WARSAW (Reuters) – The leader of Poland’s ruling party has signalled it will try to overturn the Senate’s rejection of a media bill which opponents say is intended to silence a U.S.-owned channel that is critical of the government.
The bill outlines reforms that would strengthen a ban on companies from outside the European Economic Area controlling Polish broadcasters.
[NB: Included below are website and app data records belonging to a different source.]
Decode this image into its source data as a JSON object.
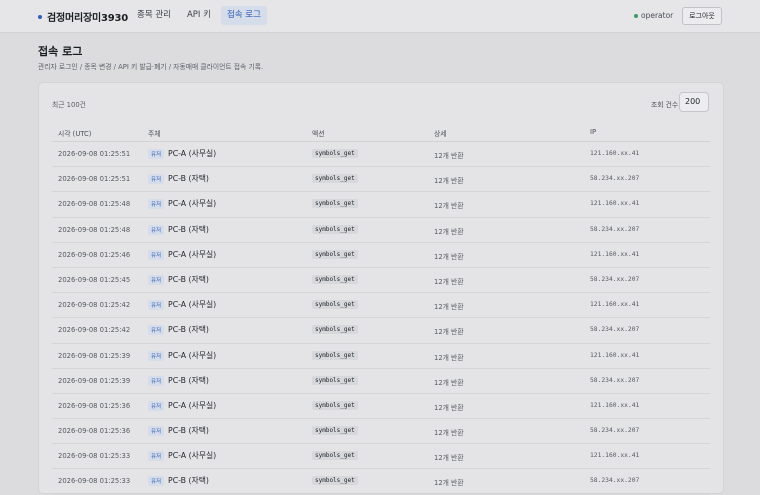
{
  "header": {
    "brand": "검정머리장미3930",
    "tabs": [
      {
        "label": "종목 관리"
      },
      {
        "label": "API 키"
      },
      {
        "label": "접속 로그",
        "active": true
      }
    ],
    "user": "operator",
    "logout_label": "로그아웃"
  },
  "page": {
    "title": "접속 로그",
    "description": "관리자 로그인 / 종목 변경 / API 키 발급·폐기 / 자동매매 클라이언트 접속 기록."
  },
  "card": {
    "recent_label": "최근 100건",
    "count_label": "조회 건수",
    "count_value": "200"
  },
  "table": {
    "columns": [
      "시각 (UTC)",
      "주체",
      "액션",
      "상세",
      "IP"
    ],
    "rows": [
      {
        "time": "2026-09-08 01:25:51",
        "badge": "유저",
        "subject": "PC-A (사무실)",
        "action": "symbols_get",
        "detail": "12개 반환",
        "ip": "121.160.xx.41"
      },
      {
        "time": "2026-09-08 01:25:51",
        "badge": "유저",
        "subject": "PC-B (자택)",
        "action": "symbols_get",
        "detail": "12개 반환",
        "ip": "58.234.xx.207"
      },
      {
        "time": "2026-09-08 01:25:48",
        "badge": "유저",
        "subject": "PC-A (사무실)",
        "action": "symbols_get",
        "detail": "12개 반환",
        "ip": "121.160.xx.41"
      },
      {
        "time": "2026-09-08 01:25:48",
        "badge": "유저",
        "subject": "PC-B (자택)",
        "action": "symbols_get",
        "detail": "12개 반환",
        "ip": "58.234.xx.207"
      },
      {
        "time": "2026-09-08 01:25:46",
        "badge": "유저",
        "subject": "PC-A (사무실)",
        "action": "symbols_get",
        "detail": "12개 반환",
        "ip": "121.160.xx.41"
      },
      {
        "time": "2026-09-08 01:25:45",
        "badge": "유저",
        "subject": "PC-B (자택)",
        "action": "symbols_get",
        "detail": "12개 반환",
        "ip": "58.234.xx.207"
      },
      {
        "time": "2026-09-08 01:25:42",
        "badge": "유저",
        "subject": "PC-A (사무실)",
        "action": "symbols_get",
        "detail": "12개 반환",
        "ip": "121.160.xx.41"
      },
      {
        "time": "2026-09-08 01:25:42",
        "badge": "유저",
        "subject": "PC-B (자택)",
        "action": "symbols_get",
        "detail": "12개 반환",
        "ip": "58.234.xx.207"
      },
      {
        "time": "2026-09-08 01:25:39",
        "badge": "유저",
        "subject": "PC-A (사무실)",
        "action": "symbols_get",
        "detail": "12개 반환",
        "ip": "121.160.xx.41"
      },
      {
        "time": "2026-09-08 01:25:39",
        "badge": "유저",
        "subject": "PC-B (자택)",
        "action": "symbols_get",
        "detail": "12개 반환",
        "ip": "58.234.xx.207"
      },
      {
        "time": "2026-09-08 01:25:36",
        "badge": "유저",
        "subject": "PC-A (사무실)",
        "action": "symbols_get",
        "detail": "12개 반환",
        "ip": "121.160.xx.41"
      },
      {
        "time": "2026-09-08 01:25:36",
        "badge": "유저",
        "subject": "PC-B (자택)",
        "action": "symbols_get",
        "detail": "12개 반환",
        "ip": "58.234.xx.207"
      },
      {
        "time": "2026-09-08 01:25:33",
        "badge": "유저",
        "subject": "PC-A (사무실)",
        "action": "symbols_get",
        "detail": "12개 반환",
        "ip": "121.160.xx.41"
      },
      {
        "time": "2026-09-08 01:25:33",
        "badge": "유저",
        "subject": "PC-B (자택)",
        "action": "symbols_get",
        "detail": "12개 반환",
        "ip": "58.234.xx.207"
      }
    ]
  }
}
It has been denounced by the United States as an infringement of media freedoms.
In his first detailed comment since the Senate rejected the bill on Sept. 9, Jaroslaw Kaczynski, the leader of the ruling Law and Justice (PiS) party, made clear the government would make a new attempt to win over parliament.
“The bill may be voted on during the next sitting, before the end of September,” Kaczynski told PAP news agency in an interview published on Wednesday.
The government does not have a majority of seats in the Senate and has only a slim majority in the Sejm lower house.
PiS accuse foreign media outlets of anti-government bias and say the draft legislation is aimed at ensuring fair news coverage.
Critics say it is part of a broader effort to muzzle the media and that it is aimed against TVN24, one of Poland’s biggest news channels.
TVN24’s parent, TVN, is owned by U.S.-based media group Discovery Inc via a firm registered in the Netherlands.
This avoids a ban on companies that are majority-owned by entities from outside the EEA — which groups EU countries plus Iceland, Liechtenstein and Norway — owning more than 49% of Polish media companies.
TVN24’s broadcasting licence expires on Sept. 26. It is not clear whether if will be granted an extension.
If its Polish license is not renewed, TVN24 is likely to continue to operate on a Dutch license.
There has been media speculation that the government could try to take over TVN24 via a state-owned entity. Kaczynski ruled out an intervention by any state-owned company including refiner PKN Orlen, gas company PGNIG or any bank.
If the bill wins parliamentary approval, it will still require the backing of President Andrzej Duda. He is a PiS ally but has indicated he could veto the legislation.
Signalling PiS was trying to win him over, Kaczynski told PAP: “He is not a person that cannot be convinced.”
(Reporting by Anna Wlodarczak-Semczuk; editing by Timothy Heritage)